Defendant Syngenta AG is asking to cite additional authority in the form of a recent United States Supreme Court opinion as a hearing date on its motion to dismiss a federal case brought by water providers over alleged contamination caused by the company's weed killer atrazine.
Syngenta AG moved more than a year ago to dismiss the case filed by proposed lead plaintiff the City of Greenville for a lack of personal jurisdiction.
The hearing on the motion is set for July 27 at 10 a.m.
Greenville filed suit against Syngenta AG and its North American arm, Syngenta Crop Protection LLC, last year proposing to a lead a multi-state class of water providers on claims that are nearly identical to six proposed class actions filed in Madison County in 2004.
The Syngenta defendants are also at the table in Madison County in one of the six 2004 cases.
In both the Madison County and the federal suit filed in the United States District Court for the Southern District of Illinois, the plaintiffs claim that atrazine runs off farm fields into drinking water supplies that they must then remediate.
Syngenta AG, based in Switzerland, has argued that it lacks the Illinois connections needed to give the Southern District court jurisdiction over it.
A number of exhibits related to the motion to dismiss were filed under seal, prompting another pending move filed by two environmental groups seeking to unseal them.
Syngenta AG opposes the intervention by the Environmental Law & Policy Center and Prairie Rivers Network.
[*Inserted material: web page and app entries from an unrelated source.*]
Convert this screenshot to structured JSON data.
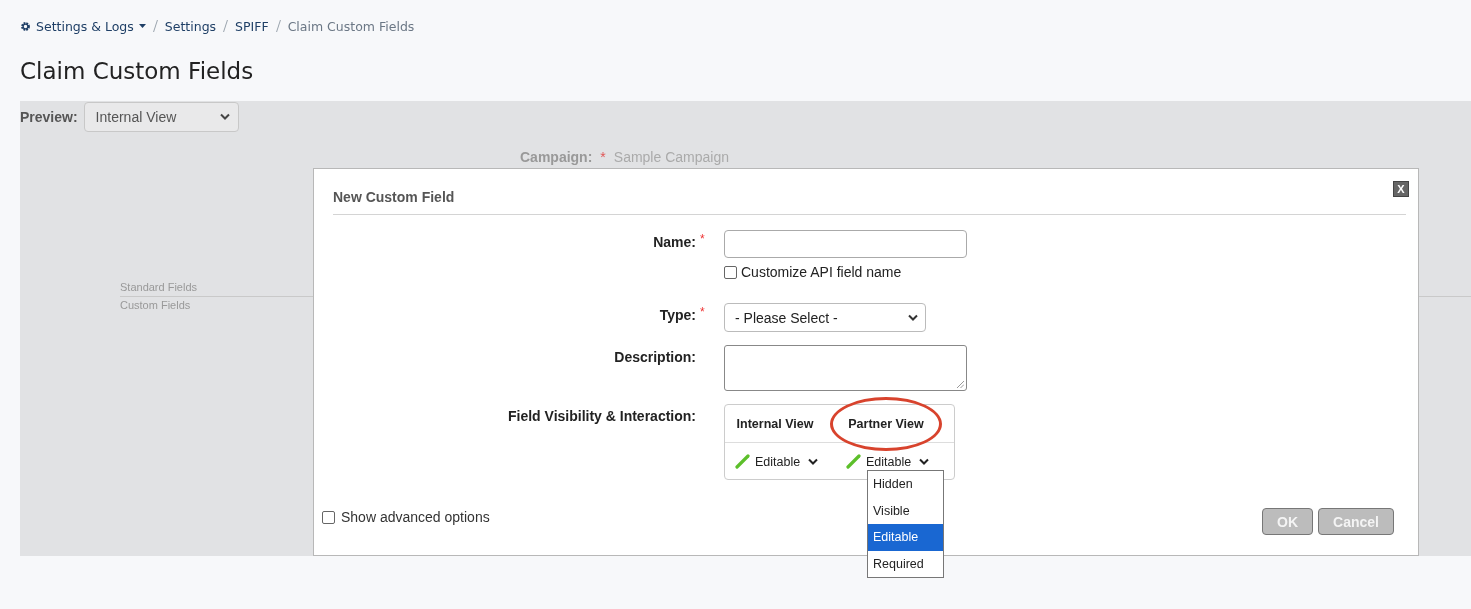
{
  "breadcrumb": [
    {
      "label": "Settings & Logs",
      "kind": "menu"
    },
    {
      "label": "Settings",
      "kind": "link"
    },
    {
      "label": "SPIFF",
      "kind": "link"
    },
    {
      "label": "Claim Custom Fields",
      "kind": "current"
    }
  ],
  "title": "Claim Custom Fields",
  "preview": {
    "label": "Preview:",
    "value": "Internal View"
  },
  "background_form": {
    "campaign_label": "Campaign:",
    "required_mark": "*",
    "campaign_value": "Sample Campaign",
    "sections": [
      "Standard Fields",
      "Custom Fields"
    ]
  },
  "dialog": {
    "title": "New Custom Field",
    "close": "X",
    "name": {
      "label": "Name:",
      "required_mark": "*",
      "checkbox_label": "Customize API field name",
      "checked": false
    },
    "type": {
      "label": "Type:",
      "required_mark": "*",
      "value": "- Please Select -"
    },
    "description": {
      "label": "Description:"
    },
    "visibility": {
      "label": "Field Visibility & Interaction:",
      "columns": [
        {
          "header": "Internal View",
          "value": "Editable",
          "circled": false
        },
        {
          "header": "Partner View",
          "value": "Editable",
          "circled": true
        }
      ]
    },
    "dropdown_options": [
      {
        "label": "Hidden",
        "selected": false
      },
      {
        "label": "Visible",
        "selected": false
      },
      {
        "label": "Editable",
        "selected": true
      },
      {
        "label": "Required",
        "selected": false
      }
    ],
    "advanced": {
      "label": "Show advanced options",
      "checked": false
    },
    "buttons": [
      {
        "label": "OK",
        "disabled": true
      },
      {
        "label": "Cancel",
        "disabled": true
      }
    ]
  }
}
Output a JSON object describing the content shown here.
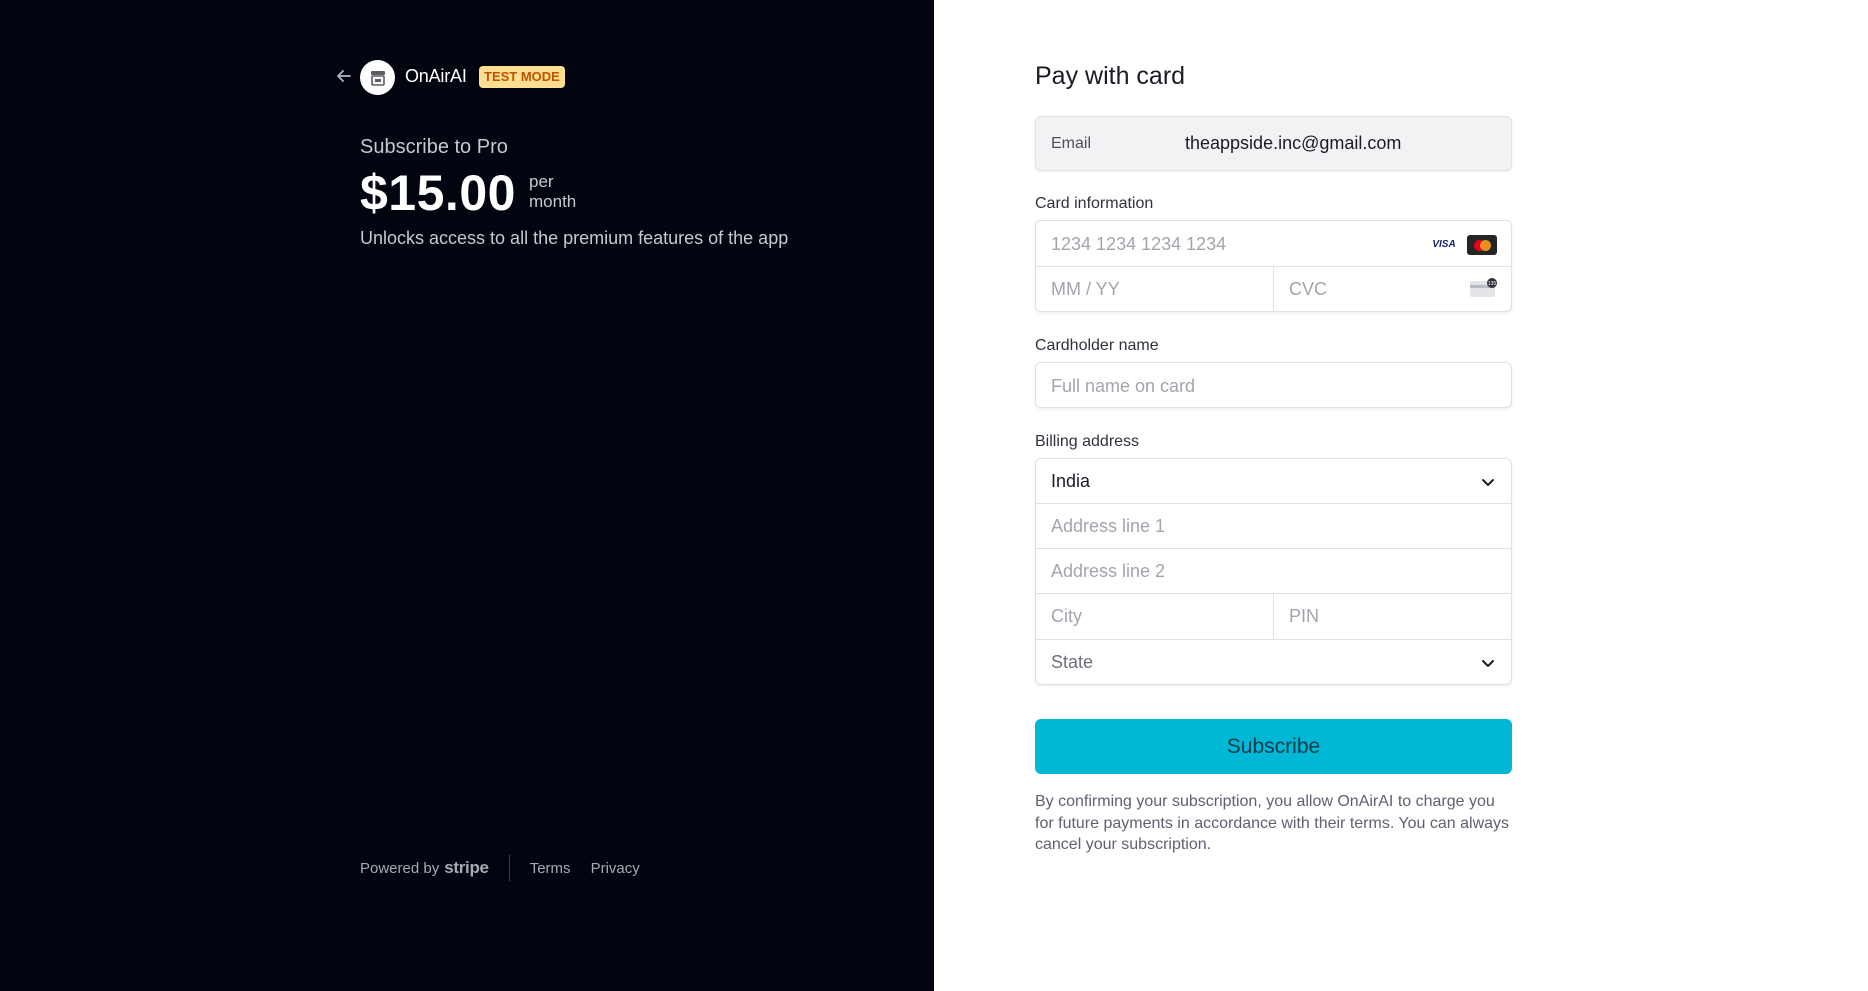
{
  "summary": {
    "merchant_name": "OnAirAI",
    "test_badge": "TEST MODE",
    "product_title": "Subscribe to Pro",
    "price": "$15.00",
    "interval_line1": "per",
    "interval_line2": "month",
    "description": "Unlocks access to all the premium features of the app"
  },
  "footer": {
    "powered_by": "Powered by",
    "stripe": "stripe",
    "terms": "Terms",
    "privacy": "Privacy"
  },
  "form": {
    "title": "Pay with card",
    "email_label": "Email",
    "email_value": "theappside.inc@gmail.com",
    "card_info_label": "Card information",
    "card_number_placeholder": "1234 1234 1234 1234",
    "expiry_placeholder": "MM / YY",
    "cvc_placeholder": "CVC",
    "cvc_icon_text": "135",
    "visa_text": "VISA",
    "cardholder_label": "Cardholder name",
    "cardholder_placeholder": "Full name on card",
    "billing_label": "Billing address",
    "country": "India",
    "address1_placeholder": "Address line 1",
    "address2_placeholder": "Address line 2",
    "city_placeholder": "City",
    "pin_placeholder": "PIN",
    "state_placeholder": "State",
    "subscribe_label": "Subscribe",
    "terms_text": "By confirming your subscription, you allow OnAirAI to charge you for future payments in accordance with their terms. You can always cancel your subscription."
  },
  "colors": {
    "left_bg": "#02040f",
    "accent_button": "#00b8d6",
    "badge_bg": "#ffde92",
    "badge_text": "#bb5504"
  },
  "icons": [
    "back-arrow-icon",
    "store-icon",
    "visa-icon",
    "mastercard-icon",
    "cvc-card-icon",
    "chevron-down-icon"
  ]
}
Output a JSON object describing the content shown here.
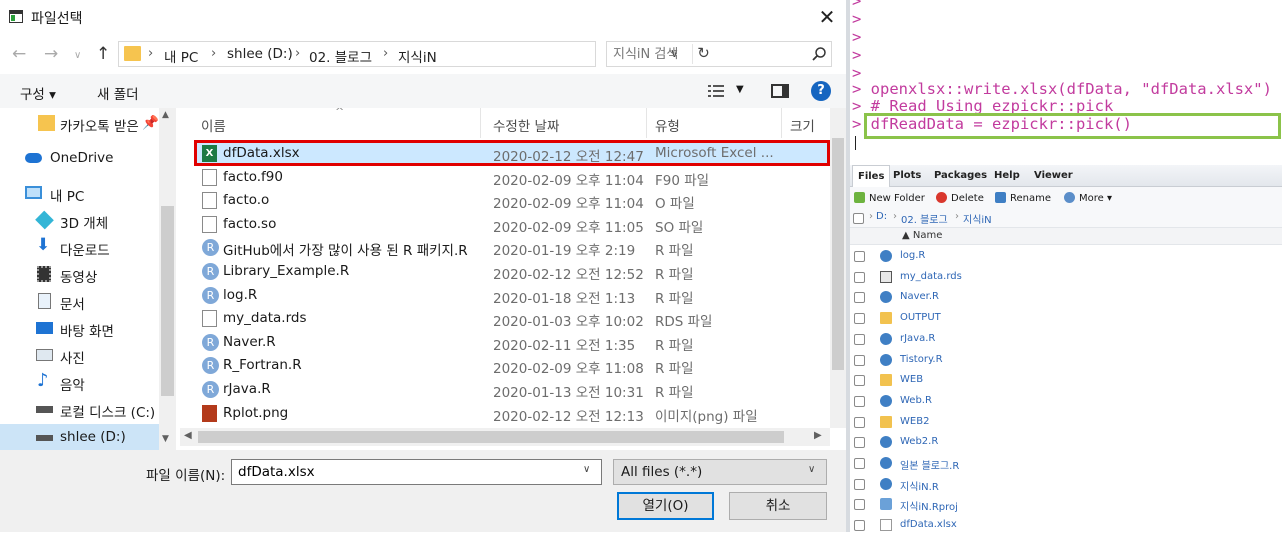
{
  "dialog": {
    "title": "파일선택",
    "close_label": "✕",
    "breadcrumbs": [
      "내 PC",
      "shlee (D:)",
      "02. 블로그",
      "지식iN"
    ],
    "search_placeholder": "지식iN 검색",
    "organize_label": "구성 ▾",
    "new_folder_label": "새 폴더",
    "help_label": "?",
    "nav_items": [
      {
        "label": "카카오톡 받은",
        "icon": "folder-icon"
      },
      {
        "label": "OneDrive",
        "icon": "cloud-icon"
      },
      {
        "label": "내 PC",
        "icon": "computer-icon"
      },
      {
        "label": "3D 개체",
        "icon": "cube-icon"
      },
      {
        "label": "다운로드",
        "icon": "download-icon"
      },
      {
        "label": "동영상",
        "icon": "video-icon"
      },
      {
        "label": "문서",
        "icon": "document-icon"
      },
      {
        "label": "바탕 화면",
        "icon": "desktop-icon"
      },
      {
        "label": "사진",
        "icon": "picture-icon"
      },
      {
        "label": "음악",
        "icon": "music-icon"
      },
      {
        "label": "로컬 디스크 (C:)",
        "icon": "drive-icon"
      },
      {
        "label": "shlee (D:)",
        "icon": "drive-icon"
      }
    ],
    "columns": {
      "name": "이름",
      "date": "수정한 날짜",
      "type": "유형",
      "size": "크기"
    },
    "files": [
      {
        "name": "dfData.xlsx",
        "date": "2020-02-12 오전 12:47",
        "type": "Microsoft Excel ...",
        "icon": "excel-icon"
      },
      {
        "name": "facto.f90",
        "date": "2020-02-09 오후 11:04",
        "type": "F90 파일",
        "icon": "file-icon"
      },
      {
        "name": "facto.o",
        "date": "2020-02-09 오후 11:04",
        "type": "O 파일",
        "icon": "file-icon"
      },
      {
        "name": "facto.so",
        "date": "2020-02-09 오후 11:05",
        "type": "SO 파일",
        "icon": "file-icon"
      },
      {
        "name": "GitHub에서 가장 많이 사용 된 R 패키지.R",
        "date": "2020-01-19 오후 2:19",
        "type": "R 파일",
        "icon": "r-file-icon"
      },
      {
        "name": "Library_Example.R",
        "date": "2020-02-12 오전 12:52",
        "type": "R 파일",
        "icon": "r-file-icon"
      },
      {
        "name": "log.R",
        "date": "2020-01-18 오전 1:13",
        "type": "R 파일",
        "icon": "r-file-icon"
      },
      {
        "name": "my_data.rds",
        "date": "2020-01-03 오후 10:02",
        "type": "RDS 파일",
        "icon": "file-icon"
      },
      {
        "name": "Naver.R",
        "date": "2020-02-11 오전 1:35",
        "type": "R 파일",
        "icon": "r-file-icon"
      },
      {
        "name": "R_Fortran.R",
        "date": "2020-02-09 오후 11:08",
        "type": "R 파일",
        "icon": "r-file-icon"
      },
      {
        "name": "rJava.R",
        "date": "2020-01-13 오전 10:31",
        "type": "R 파일",
        "icon": "r-file-icon"
      },
      {
        "name": "Rplot.png",
        "date": "2020-02-12 오전 12:13",
        "type": "이미지(png) 파일",
        "icon": "image-icon"
      }
    ],
    "filename_label": "파일 이름(N):",
    "filename_value": "dfData.xlsx",
    "filter_value": "All files (*.*)",
    "open_label": "열기(O)",
    "cancel_label": "취소"
  },
  "console": {
    "prompts": [
      ">",
      ">",
      ">",
      ">",
      ">"
    ],
    "lines": [
      "> openxlsx::write.xlsx(dfData, \"dfData.xlsx\")",
      "> # Read Using ezpickr::pick",
      "> dfReadData = ezpickr::pick()"
    ]
  },
  "files_pane": {
    "tabs": [
      "Files",
      "Plots",
      "Packages",
      "Help",
      "Viewer"
    ],
    "tools": [
      "New Folder",
      "Delete",
      "Rename",
      "More ▾"
    ],
    "path": [
      "D:",
      "02. 블로그",
      "지식iN"
    ],
    "name_header": "▲ Name",
    "entries": [
      {
        "name": "log.R",
        "icon": "r-file-icon"
      },
      {
        "name": "my_data.rds",
        "icon": "rds-icon"
      },
      {
        "name": "Naver.R",
        "icon": "r-file-icon"
      },
      {
        "name": "OUTPUT",
        "icon": "folder-icon"
      },
      {
        "name": "rJava.R",
        "icon": "r-file-icon"
      },
      {
        "name": "Tistory.R",
        "icon": "r-file-icon"
      },
      {
        "name": "WEB",
        "icon": "folder-icon"
      },
      {
        "name": "Web.R",
        "icon": "r-file-icon"
      },
      {
        "name": "WEB2",
        "icon": "folder-icon"
      },
      {
        "name": "Web2.R",
        "icon": "r-file-icon"
      },
      {
        "name": "일본 블로그.R",
        "icon": "r-file-icon"
      },
      {
        "name": "지식iN.R",
        "icon": "r-file-icon"
      },
      {
        "name": "지식iN.Rproj",
        "icon": "rproj-icon"
      },
      {
        "name": "dfData.xlsx",
        "icon": "file-icon"
      }
    ]
  },
  "colors": {
    "highlight_red": "#e00000",
    "highlight_green": "#8bc34a",
    "console_text": "#c23b9e",
    "selection": "#cce8ff"
  }
}
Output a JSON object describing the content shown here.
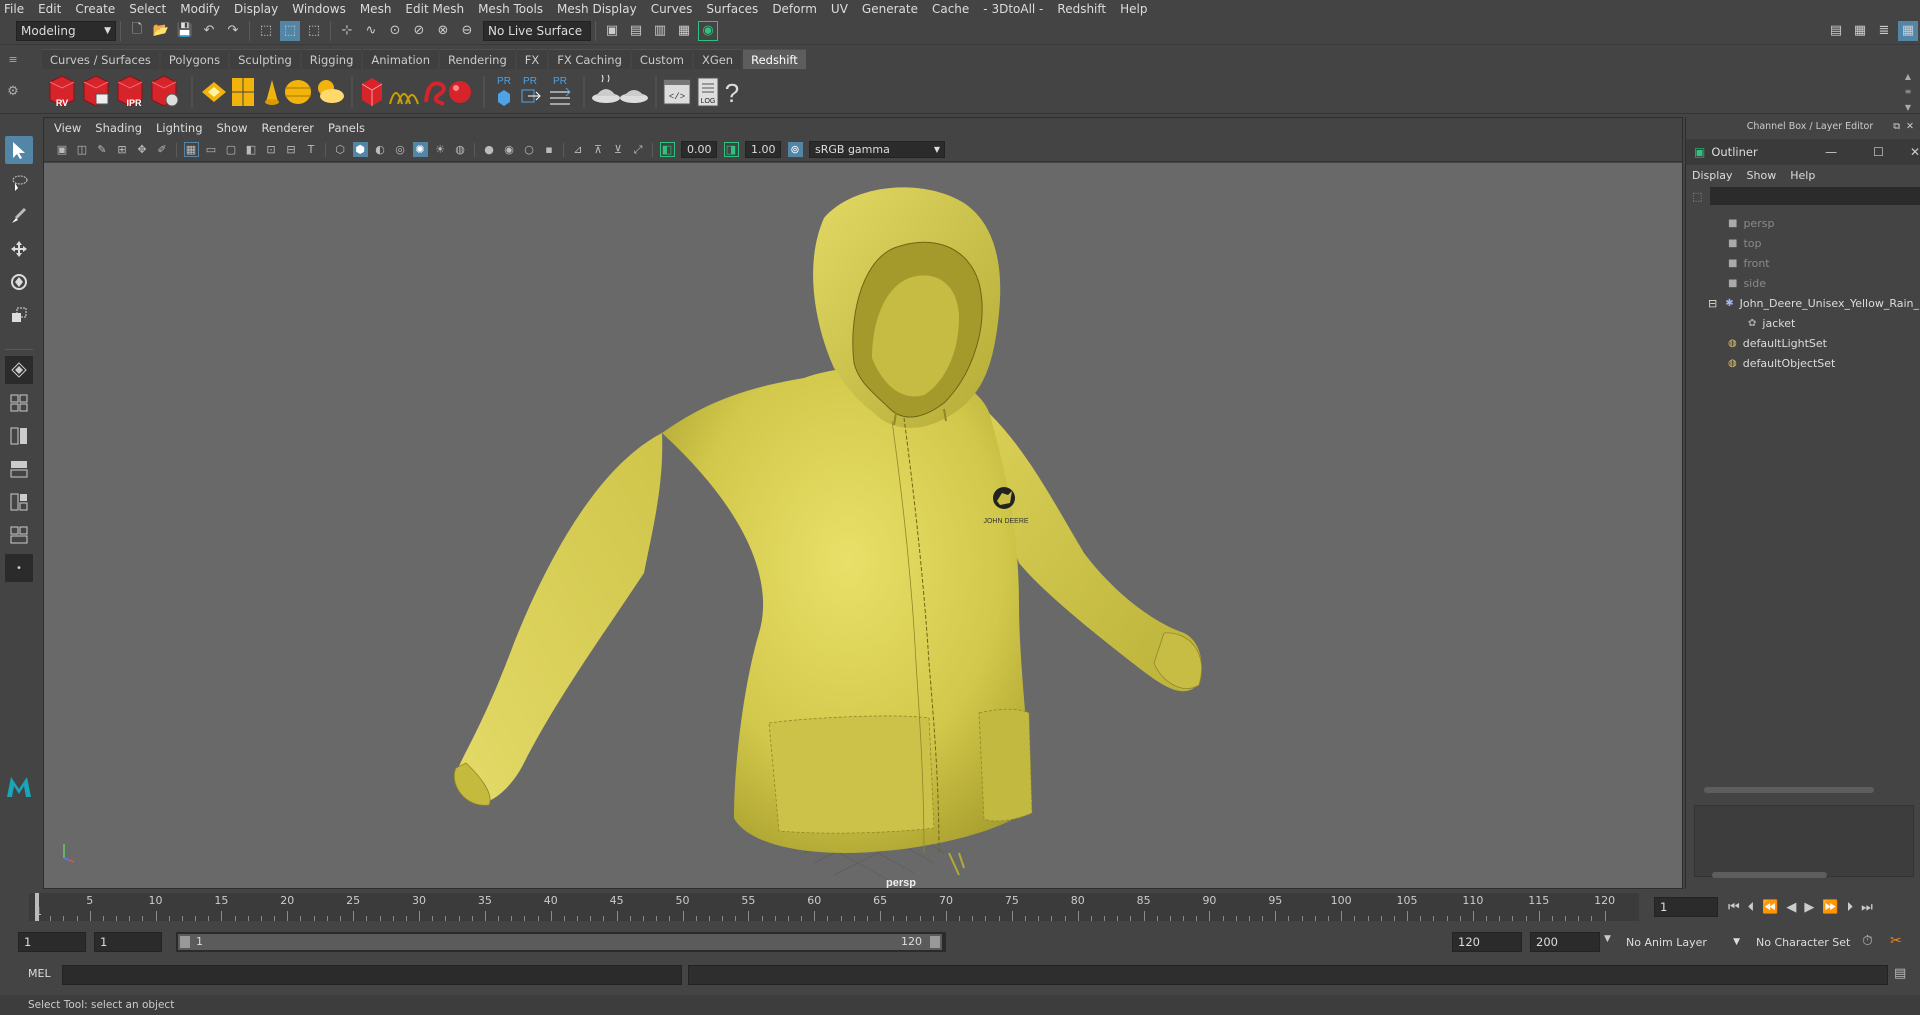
{
  "menubar": [
    "File",
    "Edit",
    "Create",
    "Select",
    "Modify",
    "Display",
    "Windows",
    "Mesh",
    "Edit Mesh",
    "Mesh Tools",
    "Mesh Display",
    "Curves",
    "Surfaces",
    "Deform",
    "UV",
    "Generate",
    "Cache",
    "- 3DtoAll -",
    "Redshift",
    "Help"
  ],
  "status": {
    "workspace": "Modeling",
    "live_surface": "No Live Surface"
  },
  "shelf_tabs": [
    "Curves / Surfaces",
    "Polygons",
    "Sculpting",
    "Rigging",
    "Animation",
    "Rendering",
    "FX",
    "FX Caching",
    "Custom",
    "XGen",
    "Redshift"
  ],
  "shelf_active_tab": "Redshift",
  "shelf_icons": {
    "rv": "RV",
    "ipr": "IPR",
    "pr1": "PR",
    "pr2": "PR",
    "pr3": "PR",
    "log": "LOG",
    "help": "?"
  },
  "viewport": {
    "menu": [
      "View",
      "Shading",
      "Lighting",
      "Show",
      "Renderer",
      "Panels"
    ],
    "exposure": "0.00",
    "gamma": "1.00",
    "color_space": "sRGB gamma",
    "camera_label": "persp",
    "logo_text": "JOHN DEERE"
  },
  "channel_box_title": "Channel Box / Layer Editor",
  "outliner": {
    "title": "Outliner",
    "menu": [
      "Display",
      "Show",
      "Help"
    ],
    "items": [
      {
        "label": "persp",
        "dim": true
      },
      {
        "label": "top",
        "dim": true
      },
      {
        "label": "front",
        "dim": true
      },
      {
        "label": "side",
        "dim": true
      },
      {
        "label": "John_Deere_Unisex_Yellow_Rain_",
        "dim": false
      },
      {
        "label": "jacket",
        "dim": false
      },
      {
        "label": "defaultLightSet",
        "dim": false
      },
      {
        "label": "defaultObjectSet",
        "dim": false
      }
    ]
  },
  "timeline": {
    "ticks": [
      "1",
      "5",
      "10",
      "15",
      "20",
      "25",
      "30",
      "35",
      "40",
      "45",
      "50",
      "55",
      "60",
      "65",
      "70",
      "75",
      "80",
      "85",
      "90",
      "95",
      "100",
      "105",
      "110",
      "115",
      "120"
    ],
    "current_frame": "1"
  },
  "range": {
    "start": "1",
    "start2": "1",
    "slider_start": "1",
    "slider_end": "120",
    "end": "120",
    "end2": "200",
    "anim_layer": "No Anim Layer",
    "character_set": "No Character Set"
  },
  "cmdline": {
    "lang": "MEL"
  },
  "helpline": "Select Tool: select an object"
}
The company has accused the groups of being pawns of the plaintiffs.
The pair denies the defendant's claims.
In its July 6 filing, Syngenta AG asks to be allowed to cite J. McIntyre Machinery, Ltd. vs. Nicastro, a case decided by the Supreme Court June 27.
The J. McIntyre case began as a suit filed by the plaintiff seeking damages after injuring his hand in a metal shearing machine made by J. McIntyre, a British company.
The New Jersey case asserted personal jurisdiction over J. McIntyre based on the fact that an American distributor agreed to sell the company's machine, J. McIntyre personnel represented the company at trade shows although none in New Jersey and at least one machine made by the company ended up in New Jersey.
The New Jersey State Supreme Court held that the state court could exercise personal jurisdiction over J. McIntyre without running afoul of the Fourteenth Amendment's Due Process Clause because the defendant could reasonably expect that its products would be sold throughout the United States.
The high court disagreed and reversed the New Jersey State Supreme Court ruling.
The court also took a narrow view of what circumstances warrant personal jurisdiction over foreign defendants.
Syngenta AG asks in its July 6 filing to cite the case in support of its own motion.
None of the cases filed over the atrazine claims have been certified to date.
The Syngenta case in Madison County, filed by the Holiday Shores Sanitary District, has made the most progress of all the cases to date.
It has been beset with discovery disputes.
Madison County Circuit Judge William Mudge is set to hear motions in the Holiday Shores vs. Syngenta case July 15.
U.S. District Court Judge J. Phil Gilbert presides in the Southern District case.
Kurtis Reeg, Michael Pope, Christopher Murphy and others represent the Syngenta defendants in both cases.
Stephen Tillery, Christie Deaton, and others represent both the Greenville and Holiday Shores plaintiffs.
The case is federal case number 10-188-JPG-PMF.